Technologies for the optical characterization of materials at terahertz frequencies
The noncontact measurement of material properties using light is used in a wide variety of applications, from airport security scanners to medical x-ray imaging and various analytical techniques. Some of the most interesting information is contained in what is known as the terahertz region of the frequency spectrum, but developing broadband spectroscopic techniques for the terahertz regime has proved difficult. Masatsugu Yamashita, Chiko Otani and colleagues from the RIKEN Center for Advanced Photonics and Canon Inc. have now developed a spectroscopy system that operates across an unprecedented range of terahertz and infrared frequencies.
Terahertz light, while potentially very useful for probing material properties, is difficult to handle using optical instruments because it is easily absorbed by many materials. Time-domain terahertz spectroscopy is already widely used to measure the optical properties of materials. Measurement of the polarization of light reflected from the sample in comparison to a reference mirror, or ellipsometry, provides even more information. Yamashita and his colleagues combined the two methods for use over a wide range of terahertz frequencies (Fig. 1).
Precision was a crucial aspect of the system, explains Yamashita. "Conventional terahertz reflection time-domain spectroscopy suffers from positioning error between the sample and the reference mirror, which prevents precise measurement of phase information."
Achieving the necessary micrometer precision across a broad frequency range required the use of as few light emitters and detectors as possible, and the use of broadband emitter and detector materials. The researchers used crystals of gallium phosphide or gallium selenide as light emitters, covering an unprecedented frequency range of 0.5–30 terahertz. For detection, Yamashita's team used a film of gallium arsenide, prepared at low temperature to extend its broadband characteristics. The thin film of gallium arsenide was transferred to an optically neutral substrate to avoid unwanted terahertz wave absorption.
The researchers demonstrated the excellent performance of the system across almost the entire operating frequency range. Although some unwanted light absorption in the detector and other optical components remains, which prevents the system's use at certain frequencies, Yamashita is confident that these issues can be overcome by using thinner detector films or different optical components.

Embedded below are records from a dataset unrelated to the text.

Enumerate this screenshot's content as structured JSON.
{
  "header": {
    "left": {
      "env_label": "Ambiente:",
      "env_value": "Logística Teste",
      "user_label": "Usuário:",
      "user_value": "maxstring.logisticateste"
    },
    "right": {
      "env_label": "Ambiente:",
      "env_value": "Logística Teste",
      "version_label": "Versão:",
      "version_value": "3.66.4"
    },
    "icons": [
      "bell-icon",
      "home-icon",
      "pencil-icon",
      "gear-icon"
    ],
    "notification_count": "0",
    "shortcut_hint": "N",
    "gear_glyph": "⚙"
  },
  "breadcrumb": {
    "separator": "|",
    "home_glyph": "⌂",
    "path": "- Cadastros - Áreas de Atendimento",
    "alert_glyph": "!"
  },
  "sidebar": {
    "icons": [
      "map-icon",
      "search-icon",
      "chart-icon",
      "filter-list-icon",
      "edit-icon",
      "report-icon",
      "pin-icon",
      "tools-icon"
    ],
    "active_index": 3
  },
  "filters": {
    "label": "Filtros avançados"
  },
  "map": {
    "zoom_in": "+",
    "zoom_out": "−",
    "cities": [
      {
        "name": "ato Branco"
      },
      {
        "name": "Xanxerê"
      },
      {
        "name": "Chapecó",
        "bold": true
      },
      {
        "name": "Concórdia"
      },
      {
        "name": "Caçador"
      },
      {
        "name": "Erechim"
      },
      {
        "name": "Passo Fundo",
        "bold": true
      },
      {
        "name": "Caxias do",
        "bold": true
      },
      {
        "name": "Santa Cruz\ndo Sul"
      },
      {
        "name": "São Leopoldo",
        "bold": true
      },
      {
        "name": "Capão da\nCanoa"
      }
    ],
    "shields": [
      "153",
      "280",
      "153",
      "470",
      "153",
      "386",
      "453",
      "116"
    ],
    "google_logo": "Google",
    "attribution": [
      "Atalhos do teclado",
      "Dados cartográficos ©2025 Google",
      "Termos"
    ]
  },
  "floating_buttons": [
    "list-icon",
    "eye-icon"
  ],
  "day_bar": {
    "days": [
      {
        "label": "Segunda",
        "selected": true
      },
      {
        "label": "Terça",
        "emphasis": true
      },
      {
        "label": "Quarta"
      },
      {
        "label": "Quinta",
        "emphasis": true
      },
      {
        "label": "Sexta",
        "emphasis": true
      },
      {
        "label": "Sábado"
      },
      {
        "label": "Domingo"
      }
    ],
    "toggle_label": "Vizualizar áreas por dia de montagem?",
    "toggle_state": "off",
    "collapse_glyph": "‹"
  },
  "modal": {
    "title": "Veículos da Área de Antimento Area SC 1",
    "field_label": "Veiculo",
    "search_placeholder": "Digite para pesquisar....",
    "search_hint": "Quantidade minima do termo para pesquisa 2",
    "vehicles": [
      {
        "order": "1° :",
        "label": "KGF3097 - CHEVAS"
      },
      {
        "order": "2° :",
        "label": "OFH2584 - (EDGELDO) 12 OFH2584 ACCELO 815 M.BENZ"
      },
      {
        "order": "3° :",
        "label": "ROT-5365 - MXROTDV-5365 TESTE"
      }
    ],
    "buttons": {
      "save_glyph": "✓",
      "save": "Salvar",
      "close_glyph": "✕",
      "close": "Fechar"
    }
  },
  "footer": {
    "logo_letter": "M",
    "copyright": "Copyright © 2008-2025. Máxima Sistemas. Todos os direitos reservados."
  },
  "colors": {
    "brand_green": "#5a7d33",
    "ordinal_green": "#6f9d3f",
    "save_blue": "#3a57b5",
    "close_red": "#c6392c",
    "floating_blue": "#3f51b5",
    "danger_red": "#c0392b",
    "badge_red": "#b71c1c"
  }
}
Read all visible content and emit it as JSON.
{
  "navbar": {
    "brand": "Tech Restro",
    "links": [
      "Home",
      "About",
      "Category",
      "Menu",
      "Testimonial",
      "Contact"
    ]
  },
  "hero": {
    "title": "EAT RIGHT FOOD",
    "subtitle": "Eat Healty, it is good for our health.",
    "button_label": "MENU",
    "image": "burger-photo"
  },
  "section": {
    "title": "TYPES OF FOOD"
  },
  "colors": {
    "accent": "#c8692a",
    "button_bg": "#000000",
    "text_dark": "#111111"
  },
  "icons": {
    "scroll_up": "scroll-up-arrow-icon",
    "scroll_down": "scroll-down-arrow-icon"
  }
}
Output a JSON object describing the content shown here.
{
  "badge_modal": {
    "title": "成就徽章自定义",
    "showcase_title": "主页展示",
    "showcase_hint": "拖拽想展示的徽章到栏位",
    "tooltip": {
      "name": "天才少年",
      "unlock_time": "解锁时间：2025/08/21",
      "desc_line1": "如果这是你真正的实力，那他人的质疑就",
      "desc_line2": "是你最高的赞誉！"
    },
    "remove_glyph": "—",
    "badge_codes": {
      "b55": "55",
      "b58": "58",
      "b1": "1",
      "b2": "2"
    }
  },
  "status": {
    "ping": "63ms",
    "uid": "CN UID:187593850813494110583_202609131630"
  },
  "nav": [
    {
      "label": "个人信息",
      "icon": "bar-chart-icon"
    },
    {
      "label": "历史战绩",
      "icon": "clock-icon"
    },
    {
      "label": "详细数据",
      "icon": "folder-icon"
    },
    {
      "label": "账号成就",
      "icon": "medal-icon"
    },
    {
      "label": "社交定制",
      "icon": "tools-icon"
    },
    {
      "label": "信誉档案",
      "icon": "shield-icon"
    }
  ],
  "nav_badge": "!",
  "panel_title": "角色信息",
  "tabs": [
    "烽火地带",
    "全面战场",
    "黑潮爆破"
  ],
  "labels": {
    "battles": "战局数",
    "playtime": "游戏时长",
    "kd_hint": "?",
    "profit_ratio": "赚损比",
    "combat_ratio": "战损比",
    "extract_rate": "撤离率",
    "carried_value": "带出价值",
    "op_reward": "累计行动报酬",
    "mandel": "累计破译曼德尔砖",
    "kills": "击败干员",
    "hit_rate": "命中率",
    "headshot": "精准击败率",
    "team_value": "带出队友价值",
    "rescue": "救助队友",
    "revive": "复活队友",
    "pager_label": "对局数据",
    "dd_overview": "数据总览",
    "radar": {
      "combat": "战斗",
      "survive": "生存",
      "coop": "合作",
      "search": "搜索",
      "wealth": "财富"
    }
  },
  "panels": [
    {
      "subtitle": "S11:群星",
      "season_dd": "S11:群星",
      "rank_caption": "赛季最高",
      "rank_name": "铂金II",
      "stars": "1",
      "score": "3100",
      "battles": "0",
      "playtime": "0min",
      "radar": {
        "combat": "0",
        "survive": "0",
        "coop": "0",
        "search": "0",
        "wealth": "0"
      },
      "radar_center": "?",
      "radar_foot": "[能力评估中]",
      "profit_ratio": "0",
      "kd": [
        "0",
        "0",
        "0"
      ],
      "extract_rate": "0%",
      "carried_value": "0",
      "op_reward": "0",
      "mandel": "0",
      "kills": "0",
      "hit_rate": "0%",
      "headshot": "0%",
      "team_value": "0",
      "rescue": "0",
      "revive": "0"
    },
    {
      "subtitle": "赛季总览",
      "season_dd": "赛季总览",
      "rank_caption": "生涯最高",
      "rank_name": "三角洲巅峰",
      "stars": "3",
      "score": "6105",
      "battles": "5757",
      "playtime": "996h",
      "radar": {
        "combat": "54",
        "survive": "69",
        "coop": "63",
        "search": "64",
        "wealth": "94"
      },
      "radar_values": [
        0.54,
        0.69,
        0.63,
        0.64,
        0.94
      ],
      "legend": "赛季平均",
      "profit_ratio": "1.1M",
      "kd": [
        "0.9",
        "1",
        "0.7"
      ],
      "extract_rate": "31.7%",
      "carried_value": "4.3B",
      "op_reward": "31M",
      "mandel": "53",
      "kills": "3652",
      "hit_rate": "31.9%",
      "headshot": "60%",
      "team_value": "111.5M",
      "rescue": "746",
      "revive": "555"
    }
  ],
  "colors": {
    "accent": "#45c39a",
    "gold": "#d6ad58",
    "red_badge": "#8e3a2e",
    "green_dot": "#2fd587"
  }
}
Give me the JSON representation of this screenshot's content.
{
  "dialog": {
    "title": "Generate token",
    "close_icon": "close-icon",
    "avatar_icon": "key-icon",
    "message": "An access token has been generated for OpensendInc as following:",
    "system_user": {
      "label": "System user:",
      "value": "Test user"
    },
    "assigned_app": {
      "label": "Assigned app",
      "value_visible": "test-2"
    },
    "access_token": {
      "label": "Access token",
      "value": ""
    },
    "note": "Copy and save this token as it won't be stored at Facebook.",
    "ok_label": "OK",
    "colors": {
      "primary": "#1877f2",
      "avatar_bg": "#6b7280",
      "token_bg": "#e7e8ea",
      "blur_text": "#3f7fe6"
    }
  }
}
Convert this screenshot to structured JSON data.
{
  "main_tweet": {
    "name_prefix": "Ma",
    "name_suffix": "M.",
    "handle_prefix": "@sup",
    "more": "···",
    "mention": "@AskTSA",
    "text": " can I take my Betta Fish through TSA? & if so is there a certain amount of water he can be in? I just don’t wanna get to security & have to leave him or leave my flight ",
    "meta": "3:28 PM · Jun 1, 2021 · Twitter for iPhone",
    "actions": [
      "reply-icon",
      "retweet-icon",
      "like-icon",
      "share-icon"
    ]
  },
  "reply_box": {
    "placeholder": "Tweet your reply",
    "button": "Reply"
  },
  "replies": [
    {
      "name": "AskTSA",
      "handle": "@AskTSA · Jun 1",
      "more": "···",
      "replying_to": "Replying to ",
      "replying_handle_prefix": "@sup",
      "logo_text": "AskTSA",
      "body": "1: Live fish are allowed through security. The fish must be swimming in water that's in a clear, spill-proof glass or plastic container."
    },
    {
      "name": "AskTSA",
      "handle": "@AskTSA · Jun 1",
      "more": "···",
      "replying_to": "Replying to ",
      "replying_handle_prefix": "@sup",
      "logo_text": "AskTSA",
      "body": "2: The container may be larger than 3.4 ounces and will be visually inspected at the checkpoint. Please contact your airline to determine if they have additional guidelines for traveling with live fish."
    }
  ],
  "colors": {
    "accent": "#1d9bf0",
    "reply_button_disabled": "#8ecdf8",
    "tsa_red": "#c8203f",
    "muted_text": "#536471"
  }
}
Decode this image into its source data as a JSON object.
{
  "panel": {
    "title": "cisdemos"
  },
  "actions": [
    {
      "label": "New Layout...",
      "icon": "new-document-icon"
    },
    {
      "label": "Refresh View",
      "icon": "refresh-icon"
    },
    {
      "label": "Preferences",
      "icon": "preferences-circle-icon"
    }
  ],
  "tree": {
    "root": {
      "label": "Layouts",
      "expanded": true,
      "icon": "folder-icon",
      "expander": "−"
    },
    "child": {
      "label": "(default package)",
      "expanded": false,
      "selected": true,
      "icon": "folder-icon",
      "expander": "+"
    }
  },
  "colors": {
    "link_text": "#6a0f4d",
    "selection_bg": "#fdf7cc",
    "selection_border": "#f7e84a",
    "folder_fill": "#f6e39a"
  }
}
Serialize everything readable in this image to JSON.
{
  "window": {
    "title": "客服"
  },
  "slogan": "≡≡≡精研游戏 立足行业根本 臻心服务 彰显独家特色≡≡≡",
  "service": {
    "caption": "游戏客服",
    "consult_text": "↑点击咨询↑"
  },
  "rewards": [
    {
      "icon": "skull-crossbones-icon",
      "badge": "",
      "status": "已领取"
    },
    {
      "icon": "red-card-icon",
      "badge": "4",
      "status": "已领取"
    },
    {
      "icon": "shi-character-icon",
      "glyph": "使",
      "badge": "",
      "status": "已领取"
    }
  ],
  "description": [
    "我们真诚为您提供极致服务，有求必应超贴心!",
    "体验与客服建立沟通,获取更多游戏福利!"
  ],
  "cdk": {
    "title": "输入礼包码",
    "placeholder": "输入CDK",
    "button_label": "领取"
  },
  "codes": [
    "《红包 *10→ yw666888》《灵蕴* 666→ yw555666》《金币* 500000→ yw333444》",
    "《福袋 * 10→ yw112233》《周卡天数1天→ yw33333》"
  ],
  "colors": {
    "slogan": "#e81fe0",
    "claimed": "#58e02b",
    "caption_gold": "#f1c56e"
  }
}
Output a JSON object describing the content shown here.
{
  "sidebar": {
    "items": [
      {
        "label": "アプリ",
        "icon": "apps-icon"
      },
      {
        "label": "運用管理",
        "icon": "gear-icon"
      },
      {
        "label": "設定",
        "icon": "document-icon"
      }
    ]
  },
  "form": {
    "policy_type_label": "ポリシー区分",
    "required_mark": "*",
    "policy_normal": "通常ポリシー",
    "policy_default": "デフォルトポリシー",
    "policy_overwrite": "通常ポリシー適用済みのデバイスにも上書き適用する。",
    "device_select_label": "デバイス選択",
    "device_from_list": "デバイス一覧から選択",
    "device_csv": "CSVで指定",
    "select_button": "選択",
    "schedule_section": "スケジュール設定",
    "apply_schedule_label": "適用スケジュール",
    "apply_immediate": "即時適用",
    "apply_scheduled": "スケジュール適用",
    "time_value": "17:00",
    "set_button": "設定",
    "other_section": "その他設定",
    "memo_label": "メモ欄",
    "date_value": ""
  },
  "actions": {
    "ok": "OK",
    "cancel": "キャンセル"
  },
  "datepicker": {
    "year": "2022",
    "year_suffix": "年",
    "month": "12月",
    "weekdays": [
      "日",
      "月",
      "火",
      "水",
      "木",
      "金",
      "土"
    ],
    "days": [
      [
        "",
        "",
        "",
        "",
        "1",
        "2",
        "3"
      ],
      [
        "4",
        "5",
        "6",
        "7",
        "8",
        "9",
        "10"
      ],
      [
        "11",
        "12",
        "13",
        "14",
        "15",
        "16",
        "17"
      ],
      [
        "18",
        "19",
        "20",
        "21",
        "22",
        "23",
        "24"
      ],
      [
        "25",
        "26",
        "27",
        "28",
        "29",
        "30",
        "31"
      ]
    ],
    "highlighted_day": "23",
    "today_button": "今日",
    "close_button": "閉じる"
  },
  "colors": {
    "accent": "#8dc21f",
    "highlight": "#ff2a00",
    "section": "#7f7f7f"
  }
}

Once refined, the 'ultra-broadband' terahertz time-domain spectroscopic ellipsometry system could have some significant industrial applications. "An important application of the system," says Yamashita, "is the contactless and nondestructive characterization of carrier transport properties in semiconductors and the conducting polymers used in optoelectronic devices such as mobile-phone displays. This would be indispensable for improving device performance."